(Ecofin Agency) - The outlook for the Eswatini economy is positive in the near term but some of the Kingdom's vulnerabilities remain and could constrain economic growth. Therefore, the IMF believes that measures are needed to strengthen growth.
The IMF expects Eswatini's economic growth to reach 3.2% and its inflation to stabilize this year. According to an end-of-mission release published by the multilateral institution today, the growth will be supported by agricultural production, manufacturing, and increased government spending. Compared to 2022, this forecast represents an increase of 2.8 points. Indeed, GDP growth stagnated in 2022 at 0.4 percent, mainly due to "the continued dampening effect from civil unrest, government payment arrears, slowing growth in South Africa, and heavier than normal rainfall and industrial action on the sugar sector."
Inflation is expected to stabilize at around 5 percent after reaching 5.6 percent in 2022, due to rising food and transport prices. While increased government spending and lower Southern African Customs Union (SACU) revenues are expected to widen the government's budget deficit to 5.4 percent of GDP at the end of FY2022-2023, the deficit is expected to narrow in the next fiscal year (2023-2024).
“SACU revenue transfers are expected to roughly double in FY23-24, facilitating a significant reduction in the fiscal deficit and a modest reduction in the ratio of public debt to GDP,” the release informs.
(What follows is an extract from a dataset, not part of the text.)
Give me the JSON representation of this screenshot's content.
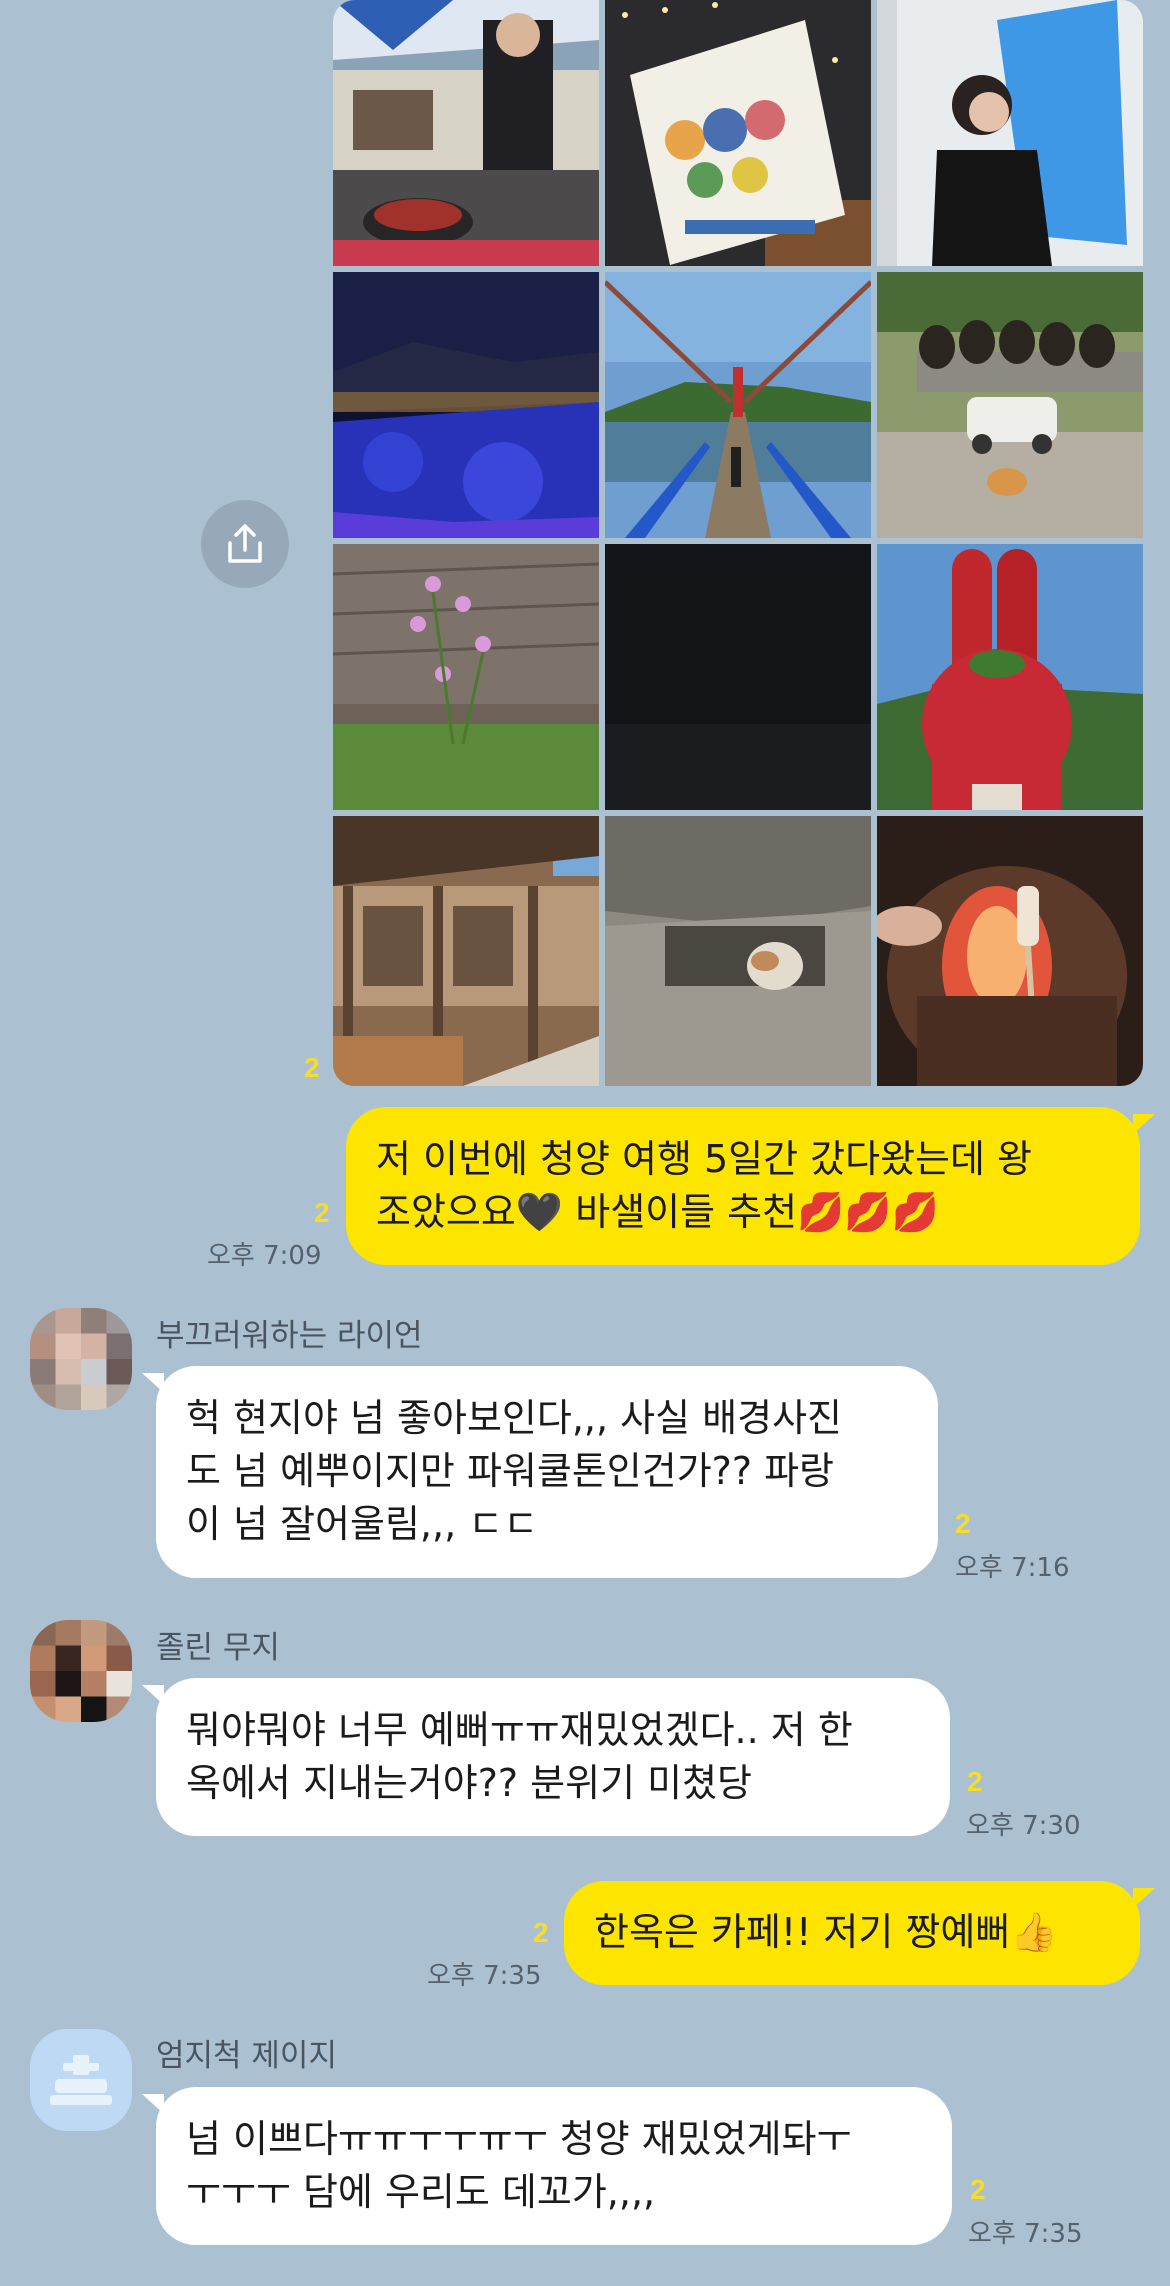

Despite "considerable progress," the Fund says Eswatini's macroeconomic and fiscal imbalances remain a source of vulnerability for the Kingdom. The risks of debt distress, rising domestic arrears, and declining foreign exchange reserves make the country vulnerable to further shocks.
To improve the economy's resilience to these vulnerabilities, the Fund recommends the implementation of several measures. Among other things, the authorities are encouraged to continue their adjustment program to ensure fiscal sustainability and rebuild external buffers. Promoting private investment and strengthening competitiveness will be key to boosting growth and reducing unemployment, the IMF believes.